Notes and Documents
Identity Crisis:Just Who Did James W Fannin Jr.
Think He Was?
ROBERT A. BURNS*
COL. JAMES W. FANNIN JR. WAS A PERFECT FIT FOR AN EMERGING
Texas. They were both flamboyant, brashly self-assured, and con-
stantly re-inventing themselves. Fannin's erudition, his enthusiasm for
the new republic, his recruiting abilities, and his apparent military
knowledge led him quickly to the top of the Texas army.' His subse-
quent disagreements with Sam Houston and his military actions leading
up to the death of himself and his troops at Goliad have been the fodder
of argument ever since.
Despite his immediate elevation to the rank of hero due to his death,
an in-depth biography of the man had never been ventured until recent-
ly.' Even that author, however, relied upon the re-interpretation of previ-
ously known and/or published information with little new research, par-
ticularly with regard to Fannin's early life. Through the years erroneous
assumptions from as far back as his first cousin's have been allowed to
become fact and rampant speculation has been accepted as truth. The
limited attempt here is an orderly look at only his formative years and
family background in order to correct persistent misinformation.

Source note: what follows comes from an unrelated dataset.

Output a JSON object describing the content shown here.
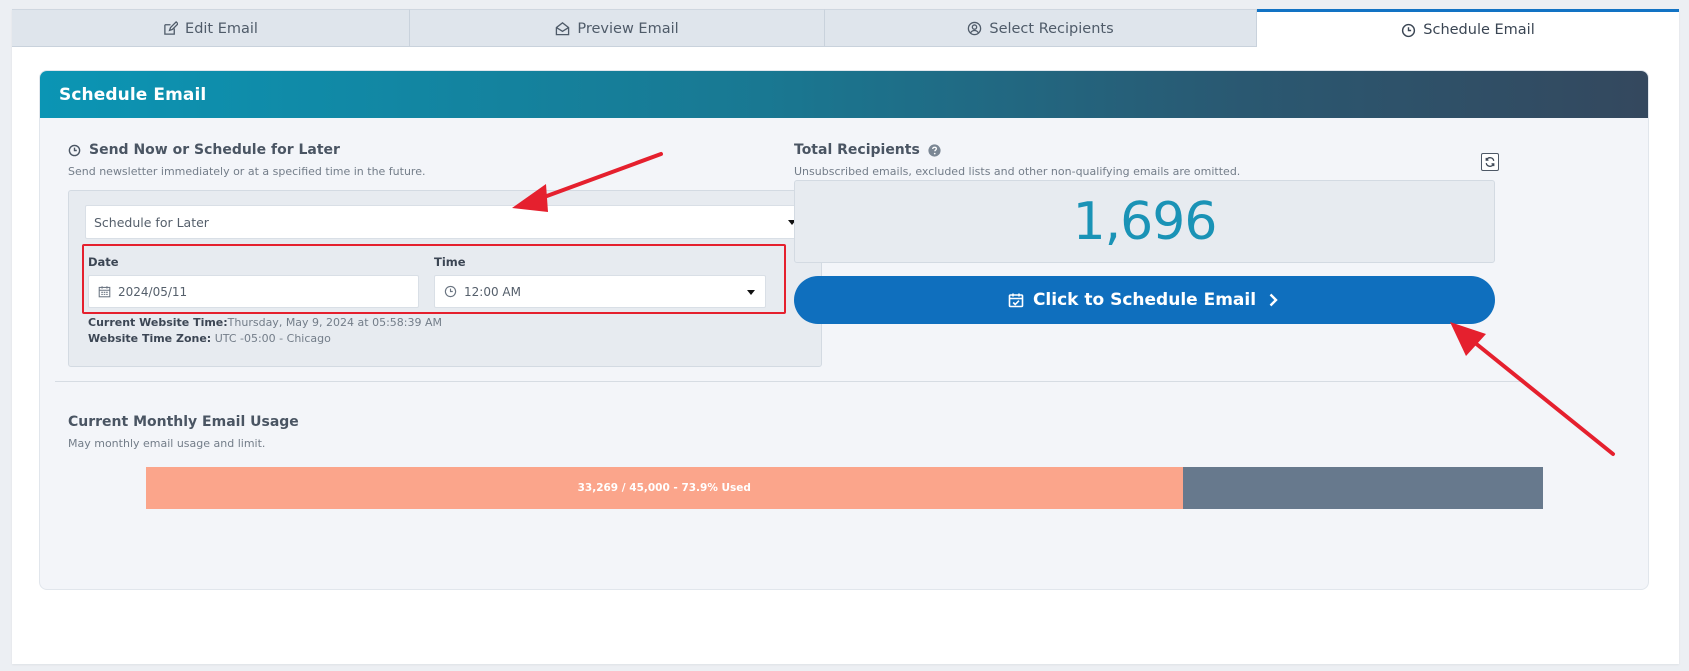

The repetition of the name James through the four Fannin genera-
tions to be dealt with has caused much confusion in the past. It is impor-
tant to note the designations by relationship to Colonel Fannin. James
Sr. was his great-grandfather, James Jr. was his grandfather, James W. Sr.
* Robert A. Burns is a filmmaker and actor now living in Seguin. He created the widely used
training video, "Out of Your Tree! Crazy about Genealogy." His great-great-great-grandmother
was Ceney Fannin, first cousin to James W. Fannin Jr.
' Clarence Wharton, Remember Golhad (Gloneta, N.M.: The Rio Grande Press, 1968), 21-28.
2 Gary Brown, Hesitant Martyr in the Texas Revolution: James Walker Fannin (Plano Republic of
Texas Press, 2ooo).
VOL. CV, No. 3 SOUTHWESTERN HISTORICAL QUARTERLY JANUARY, 2002
Texas State Historical Association. The Southwestern Historical Quarterly, Volume 105, July 2001 - April, 2002. Austin, Texas. The Portal to Texas History. http://texashistory.unt.edu/ark:/67531/metapth101222/. Accessed October 20, 2014.